Slaughterhouse has no interest in appealing to the mainstream on House Rules, which in turn makes for a damn near perfect effort in the eyes of the group’s diehard fans. Ten tracks long with beats from some of the hottest producers in the game—!llmind, AraabMuzik, Harry Fraud—give Crooked I, Joe Budden, Royce Da 5’9” and Joell Ortiz the proper platform to deliver both punchline tracks alongside more storytelling-driven songs. “Faced with decisions, would you ignore intuition?/Trade in whatever drives you for keys to an ignition?” Budden asks on track four, “Trade It All.”

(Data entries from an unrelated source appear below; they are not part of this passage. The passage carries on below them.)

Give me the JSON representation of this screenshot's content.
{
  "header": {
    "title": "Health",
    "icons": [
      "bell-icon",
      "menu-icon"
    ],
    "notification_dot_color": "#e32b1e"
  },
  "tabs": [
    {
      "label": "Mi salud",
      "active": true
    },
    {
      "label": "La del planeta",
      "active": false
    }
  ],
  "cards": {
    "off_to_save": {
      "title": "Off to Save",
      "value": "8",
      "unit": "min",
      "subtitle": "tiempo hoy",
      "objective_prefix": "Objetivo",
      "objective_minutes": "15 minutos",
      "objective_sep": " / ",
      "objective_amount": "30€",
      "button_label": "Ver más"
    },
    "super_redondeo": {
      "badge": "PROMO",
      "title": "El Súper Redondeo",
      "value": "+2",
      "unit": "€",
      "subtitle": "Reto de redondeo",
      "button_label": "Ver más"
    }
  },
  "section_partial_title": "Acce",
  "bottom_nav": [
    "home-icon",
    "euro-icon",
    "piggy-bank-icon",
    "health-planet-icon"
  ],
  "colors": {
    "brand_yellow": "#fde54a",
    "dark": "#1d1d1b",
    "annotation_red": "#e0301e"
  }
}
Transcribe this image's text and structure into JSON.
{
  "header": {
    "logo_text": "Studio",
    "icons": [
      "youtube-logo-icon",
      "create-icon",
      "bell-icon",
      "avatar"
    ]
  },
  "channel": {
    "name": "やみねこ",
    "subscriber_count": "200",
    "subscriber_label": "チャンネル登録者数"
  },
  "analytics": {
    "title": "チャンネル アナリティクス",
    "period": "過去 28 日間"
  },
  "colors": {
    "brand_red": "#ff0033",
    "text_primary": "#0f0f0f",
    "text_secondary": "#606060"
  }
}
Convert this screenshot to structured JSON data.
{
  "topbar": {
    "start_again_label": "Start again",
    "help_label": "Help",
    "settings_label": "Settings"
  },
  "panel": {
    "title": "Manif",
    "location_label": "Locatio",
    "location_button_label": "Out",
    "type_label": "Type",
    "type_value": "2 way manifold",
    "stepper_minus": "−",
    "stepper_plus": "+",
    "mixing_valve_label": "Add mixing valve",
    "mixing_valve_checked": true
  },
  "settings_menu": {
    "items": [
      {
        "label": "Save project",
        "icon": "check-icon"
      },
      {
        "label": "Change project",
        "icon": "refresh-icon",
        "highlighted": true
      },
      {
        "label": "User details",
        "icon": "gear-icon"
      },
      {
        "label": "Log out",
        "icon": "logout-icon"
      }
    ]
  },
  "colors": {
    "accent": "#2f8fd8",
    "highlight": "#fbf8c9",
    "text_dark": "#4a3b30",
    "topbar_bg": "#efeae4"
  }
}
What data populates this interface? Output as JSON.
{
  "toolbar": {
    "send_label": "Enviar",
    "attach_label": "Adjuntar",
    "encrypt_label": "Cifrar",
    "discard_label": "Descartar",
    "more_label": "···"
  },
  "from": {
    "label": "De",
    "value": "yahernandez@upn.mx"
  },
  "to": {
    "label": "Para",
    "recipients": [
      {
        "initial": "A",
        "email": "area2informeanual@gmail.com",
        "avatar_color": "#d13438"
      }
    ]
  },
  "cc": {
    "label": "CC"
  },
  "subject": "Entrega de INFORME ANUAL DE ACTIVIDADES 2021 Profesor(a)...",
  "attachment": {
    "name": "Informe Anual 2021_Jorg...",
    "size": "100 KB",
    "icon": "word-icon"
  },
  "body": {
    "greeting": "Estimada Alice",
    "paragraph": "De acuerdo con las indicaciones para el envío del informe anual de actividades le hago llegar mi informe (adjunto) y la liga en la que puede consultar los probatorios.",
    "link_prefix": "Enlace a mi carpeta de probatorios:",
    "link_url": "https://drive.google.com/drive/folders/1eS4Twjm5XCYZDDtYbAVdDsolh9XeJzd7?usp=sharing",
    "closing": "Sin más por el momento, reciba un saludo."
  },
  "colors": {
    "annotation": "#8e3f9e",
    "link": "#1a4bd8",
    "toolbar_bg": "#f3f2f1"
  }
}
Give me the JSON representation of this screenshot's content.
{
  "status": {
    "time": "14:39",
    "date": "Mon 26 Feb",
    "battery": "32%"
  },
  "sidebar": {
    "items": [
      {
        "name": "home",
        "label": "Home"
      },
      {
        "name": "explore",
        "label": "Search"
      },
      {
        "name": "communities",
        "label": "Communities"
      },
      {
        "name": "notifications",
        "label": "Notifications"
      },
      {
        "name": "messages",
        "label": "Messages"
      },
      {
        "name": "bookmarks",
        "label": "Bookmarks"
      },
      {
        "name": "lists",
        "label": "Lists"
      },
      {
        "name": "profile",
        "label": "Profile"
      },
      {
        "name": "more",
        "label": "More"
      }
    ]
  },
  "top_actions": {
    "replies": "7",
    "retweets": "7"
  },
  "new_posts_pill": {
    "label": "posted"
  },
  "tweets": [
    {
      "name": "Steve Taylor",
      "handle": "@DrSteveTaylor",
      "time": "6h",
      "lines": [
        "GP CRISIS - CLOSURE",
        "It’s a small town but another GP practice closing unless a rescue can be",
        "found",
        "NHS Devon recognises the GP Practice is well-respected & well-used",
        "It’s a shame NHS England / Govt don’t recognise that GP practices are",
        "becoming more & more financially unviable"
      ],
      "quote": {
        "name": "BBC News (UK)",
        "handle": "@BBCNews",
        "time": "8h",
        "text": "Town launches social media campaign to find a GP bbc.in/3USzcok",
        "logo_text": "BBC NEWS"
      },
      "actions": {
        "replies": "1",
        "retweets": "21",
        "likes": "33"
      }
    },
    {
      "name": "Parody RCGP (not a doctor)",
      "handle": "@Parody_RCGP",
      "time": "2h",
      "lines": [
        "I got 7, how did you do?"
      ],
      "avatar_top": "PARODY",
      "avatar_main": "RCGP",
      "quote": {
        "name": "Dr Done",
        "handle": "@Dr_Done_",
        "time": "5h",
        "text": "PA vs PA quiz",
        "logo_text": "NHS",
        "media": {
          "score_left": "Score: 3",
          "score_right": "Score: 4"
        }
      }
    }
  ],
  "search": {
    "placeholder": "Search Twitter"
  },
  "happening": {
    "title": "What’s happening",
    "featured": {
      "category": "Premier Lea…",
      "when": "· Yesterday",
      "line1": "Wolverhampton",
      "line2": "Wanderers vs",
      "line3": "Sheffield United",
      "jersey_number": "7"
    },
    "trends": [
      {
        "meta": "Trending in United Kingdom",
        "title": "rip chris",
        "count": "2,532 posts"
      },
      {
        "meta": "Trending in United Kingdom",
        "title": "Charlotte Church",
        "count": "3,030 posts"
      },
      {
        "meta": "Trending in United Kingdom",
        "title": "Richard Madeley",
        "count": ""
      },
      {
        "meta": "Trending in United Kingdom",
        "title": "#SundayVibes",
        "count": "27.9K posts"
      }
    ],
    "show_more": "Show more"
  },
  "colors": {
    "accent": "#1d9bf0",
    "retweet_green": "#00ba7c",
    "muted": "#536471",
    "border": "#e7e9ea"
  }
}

House Rules is not groundbreaking by any means, nor does it trot out any new conventions or styles. However, it represents Slaughterhouse getting back to the basics with quality, minimalist music. “I Ain’t Bullshittin” is the hardest track on the project thanks to terrific verses from Crooked, Ortiz, and Royce over the type of booming production we’ve grown accustomed to from AraabMuzik. You might not hear House Rules in the club, but it gets the job done in the whip late at night. —ES